You may find that working with a professional trained in pelvic floor dysfunction is helpful as you learn what your particular body needs. Consider what your starting point is and what your goals are when you look for someone to work with: If you’re primarily working with physical symptoms, a physical or occupational therapist or movement teacher may be your first stop. Is some of your discomfort based on emotions that come up when you start to connect with your pelvic floor? You may need to begin your journey with a mental health professional. 

Of course, if your symptoms are acute, please go see your doctor first.

Every time you show up and do pelvic floor stretches for yourself, you’re doing more than just a few exercises. You’re reinforcing that your body is your home, and you get to be cared for. That feeling ripples out into your whole life. Be patient and consistent, and you can do this.


1. How often should I perform these stretches?

It’s a good idea to perform pelvic floor stretches regularly, ideally daily or several times per week, to experience optimal benefits. However, listen to your body and adjust the frequency based on your comfort level and any guidance provided by your healthcare provider or physical therapist.

2. Are there any risks associated with these stretches?

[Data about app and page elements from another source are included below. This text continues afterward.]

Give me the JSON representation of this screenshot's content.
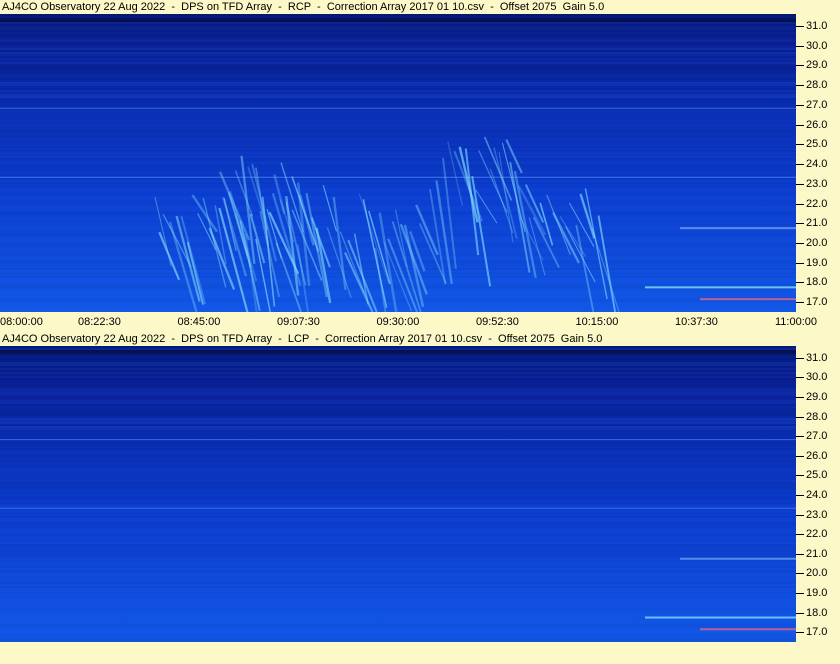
{
  "chart_data": [
    {
      "type": "heatmap",
      "title": "AJ4CO Observatory 22 Aug 2022  -  DPS on TFD Array  -  RCP  -  Correction Array 2017 01 10.csv  -  Offset 2075  Gain 5.0",
      "polarization": "RCP",
      "y_axis": {
        "ticks": [
          "31.0",
          "30.0",
          "29.0",
          "28.0",
          "27.0",
          "26.0",
          "25.0",
          "24.0",
          "23.0",
          "22.0",
          "21.0",
          "20.0",
          "19.0",
          "18.0",
          "17.0"
        ],
        "ylim": [
          16.5,
          31.6
        ]
      },
      "x_axis": {
        "ticks": [
          "08:00:00",
          "08:22:30",
          "08:45:00",
          "09:07:30",
          "09:30:00",
          "09:52:30",
          "10:15:00",
          "10:37:30",
          "11:00:00"
        ],
        "xlim": [
          "08:00:00",
          "11:00:00"
        ]
      },
      "colors": {
        "background": "#0b2fc4",
        "burst": "#7fd8ff"
      },
      "burst_activity": true
    },
    {
      "type": "heatmap",
      "title": "AJ4CO Observatory 22 Aug 2022  -  DPS on TFD Array  -  LCP  -  Correction Array 2017 01 10.csv  -  Offset 2075  Gain 5.0",
      "polarization": "LCP",
      "y_axis": {
        "ticks": [
          "31.0",
          "30.0",
          "29.0",
          "28.0",
          "27.0",
          "26.0",
          "25.0",
          "24.0",
          "23.0",
          "22.0",
          "21.0",
          "20.0",
          "19.0",
          "18.0",
          "17.0"
        ],
        "ylim": [
          16.5,
          31.6
        ]
      },
      "colors": {
        "background": "#0b2fc4"
      },
      "burst_activity": false
    }
  ]
}
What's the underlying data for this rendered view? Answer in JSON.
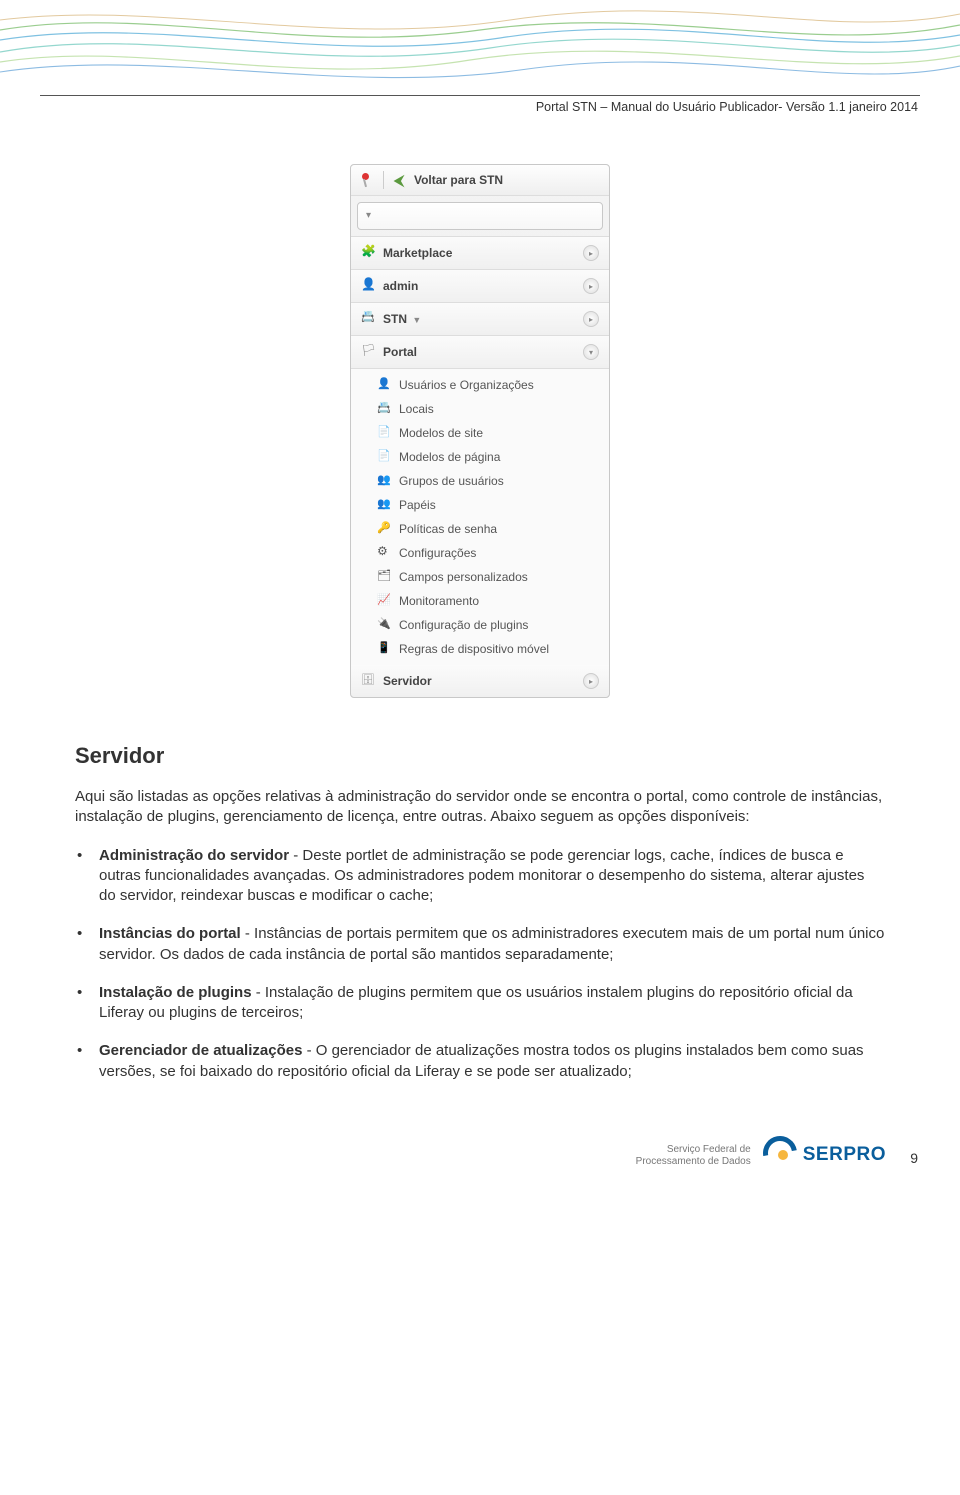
{
  "header": {
    "doc_title": "Portal STN – Manual do Usuário Publicador- Versão 1.1 janeiro 2014"
  },
  "panel": {
    "back_label": "Voltar para STN",
    "sections": {
      "marketplace": {
        "label": "Marketplace"
      },
      "admin": {
        "label": "admin"
      },
      "stn": {
        "label": "STN",
        "dropdown": "▼"
      },
      "portal": {
        "label": "Portal"
      },
      "servidor": {
        "label": "Servidor"
      }
    },
    "portal_items": [
      "Usuários e Organizações",
      "Locais",
      "Modelos de site",
      "Modelos de página",
      "Grupos de usuários",
      "Papéis",
      "Políticas de senha",
      "Configurações",
      "Campos personalizados",
      "Monitoramento",
      "Configuração de plugins",
      "Regras de dispositivo móvel"
    ]
  },
  "body": {
    "heading": "Servidor",
    "intro": "Aqui são listadas as opções relativas à administração do servidor onde se encontra o portal, como controle de instâncias, instalação de plugins, gerenciamento de licença, entre outras. Abaixo seguem as opções disponíveis:",
    "items": [
      {
        "title": "Administração do servidor",
        "text": " - Deste portlet de administração se pode gerenciar logs, cache, índices de busca e outras funcionalidades avançadas. Os administradores podem monitorar o desempenho do sistema, alterar ajustes do servidor, reindexar buscas e modificar o cache;"
      },
      {
        "title": "Instâncias do portal",
        "text": " - Instâncias de portais permitem que os administradores executem mais de um portal num único servidor. Os dados de cada instância de portal são mantidos separadamente;"
      },
      {
        "title": "Instalação de plugins",
        "text": " - Instalação de plugins permitem que os usuários instalem plugins do repositório oficial da Liferay ou plugins de terceiros;"
      },
      {
        "title": "Gerenciador de atualizações",
        "text": " - O gerenciador de atualizações mostra todos os plugins instalados bem como suas versões, se foi baixado do repositório oficial da Liferay e se pode ser atualizado;"
      }
    ]
  },
  "footer": {
    "label_line1": "Serviço Federal de",
    "label_line2": "Processamento de Dados",
    "brand": "SERPRO",
    "page": "9"
  }
}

Pelvic floor stretches are generally safe. However, if done improperly or excessively, there is a risk of overstretching or aggravating pelvic floor symptoms. It’s important to start slowly, use proper technique, and consult with a healthcare professional if you have any concerns or underlying medical conditions, such as hEDS or spondylolisthesis.

3. How quickly can I expect to see results?

Short answer: it depends. The timeline for seeing results from pelvic floor stretches can vary depending on factors such as the severity of pelvic floor dysfunction, consistency of stretching routine, and overall health status. Some people may notice improvements in symptoms within a few weeks of starting a stretching program, while others may require several months of consistent practice to see significant changes. Patience and consistency are key.

4. What should I do if I experience pain while stretching?

If you experience pain while performing pelvic floor stretches, it’s important to stop immediately and assess the cause. Pain during stretching may indicate that you are pushing your body too far or using an incorrect technique. Modify the stretch to make it more comfortable, reduce the intensity, or seek guidance from a physical therapist or healthcare provider to ensure you’re performing the stretches correctly and safely.

5. Can these stretches help with sexual dysfunction related to the hypertonic pelvic floor?

Yes, pelvic floor stretches can be beneficial for addressing sexual dysfunction associated with hypertonic pelvic floor muscles. By releasing tension and improving muscle flexibility, pelvic floor stretches may help reduce pain or discomfort during intercourse, enhance pelvic floor muscle control, and improve overall sexual function. However, individual results may vary, and it’s important to consult with a healthcare provider for personalized recommendations tailored to your specific needs and concerns.